Walsh’s insight that the Song’s co-opting of Biblical “milk and honey” language points to a body as the new site of promise and grace offers a faint glimpse of what might be very close to the truth. There is, perhaps, a body that is the new Promised Land, the new stream of milk and honey, the new source of well-aged and abundant wine. There is, perhaps, a body that bore in its very flesh our own diseases and iniquities, that was bruised, crushed, and wounded, who was trampled like grapes for rich wine. Julian of Norwich, for example, speaks of the abundance of milk that flows from Christ’s breasts to nourish us, as well as the abundance (which seems to be one of her favorite words) of his blood. I hope my reader will forgive the Christological readings to which I seem perpetually unable to avoid in my readings of these texts. Ultimately, I suppose, I must hope that the pangs of our desires will be satisfied by the gracious hand of our Creator, that the wounds of longing, the pains of shame and fear, will be healed by the hesed of one whose Words have the power to create, heal, and restore. To this God we can only approach with our impotent words, and open mouths, praying, “Let him kiss me with the kisses of his mouth.” If we do receive his kiss of peace (the milk, honey and wine; the grace; the Eucharist) we will know that it is a gift, and one that we have not captured of our own competence, devotion, and striving. For we exist as ones exiled, trapped behind lattices, bound in locked gardens, covered in animal skins, barred from the intimacy we desire and the fulfillment that eludes us. Perhaps He is able to rend in twain the barriers and to bring us—at some point—into the consummation that lies ever ahead.

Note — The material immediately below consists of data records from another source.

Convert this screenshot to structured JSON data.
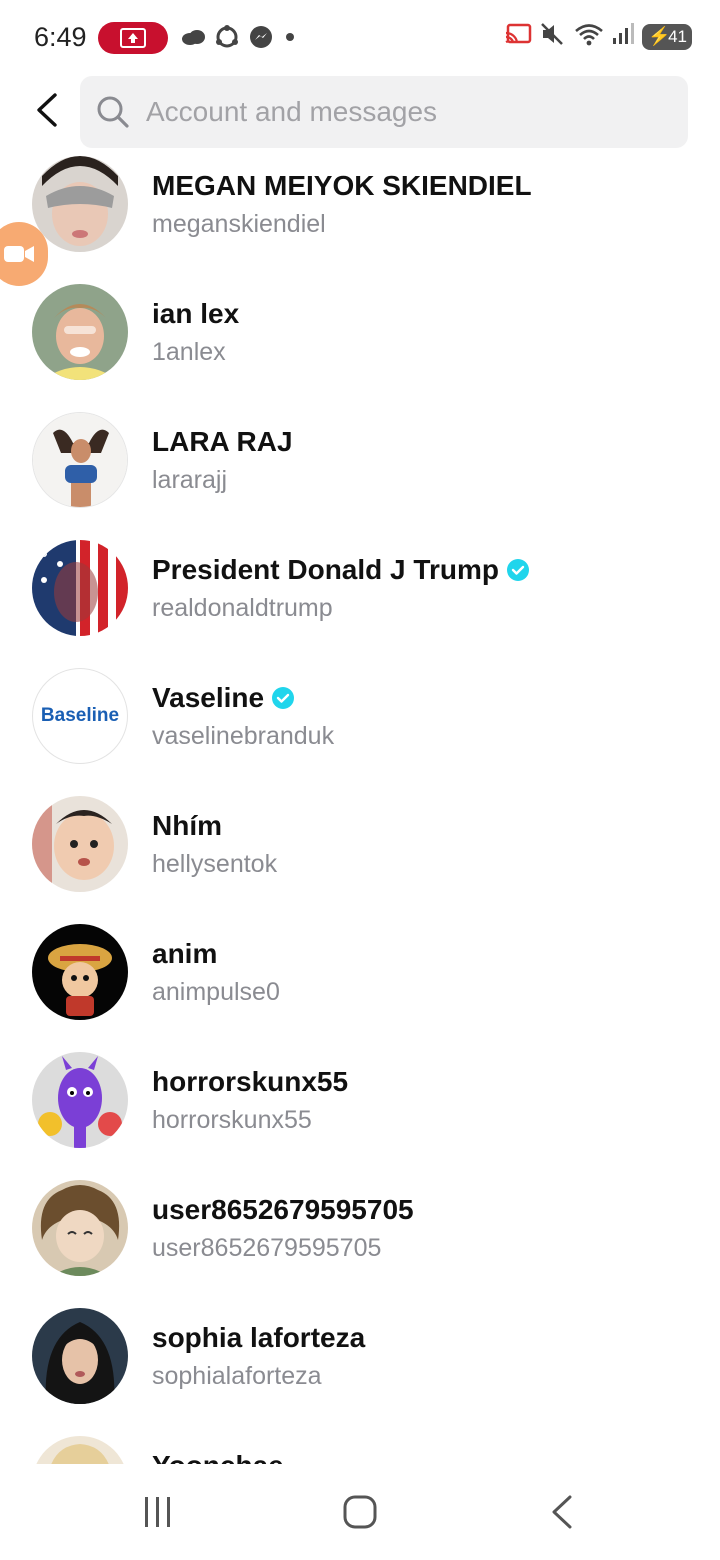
{
  "status_bar": {
    "time": "6:49",
    "battery": "41",
    "icons_left": [
      "screen-record-icon",
      "cloud-icon",
      "sync-icon",
      "messenger-icon",
      "dot-icon"
    ],
    "icons_right": [
      "cast-icon",
      "mute-icon",
      "wifi-icon",
      "signal-icon",
      "battery-icon"
    ]
  },
  "search": {
    "placeholder": "Account and messages",
    "value": ""
  },
  "accounts": [
    {
      "name": "MEGAN MEIYOK SKIENDIEL",
      "username": "meganskiendiel",
      "verified": false
    },
    {
      "name": "ian lex",
      "username": "1anlex",
      "verified": false
    },
    {
      "name": "LARA RAJ",
      "username": "lararajj",
      "verified": false
    },
    {
      "name": "President Donald J Trump",
      "username": "realdonaldtrump",
      "verified": true
    },
    {
      "name": "Vaseline",
      "username": "vaselinebranduk",
      "verified": true
    },
    {
      "name": "Nhím",
      "username": "hellysentok",
      "verified": false
    },
    {
      "name": "anim",
      "username": "animpulse0",
      "verified": false
    },
    {
      "name": "horrorskunx55",
      "username": "horrorskunx55",
      "verified": false
    },
    {
      "name": "user8652679595705",
      "username": "user8652679595705",
      "verified": false
    },
    {
      "name": "sophia laforteza",
      "username": "sophialaforteza",
      "verified": false
    },
    {
      "name": "Yoonchae",
      "username": "",
      "verified": false
    }
  ],
  "avatar_logo_text": "Baseline",
  "colors": {
    "verified": "#20d5ec",
    "record_pill": "#c8102e",
    "floating_camera": "#f7a66b"
  },
  "nav": [
    "recents-icon",
    "home-icon",
    "back-icon"
  ]
}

 Song 2:9, 5:2-6. The lattice, window, doorway, etc. should perhaps be read not primarily as sexual images, but as symbols of the barrier that exists necessarily between lovers who, even in the midst of their most intimate union, never can be totally united in a way that precludes loss, instability, lack, absence, etc.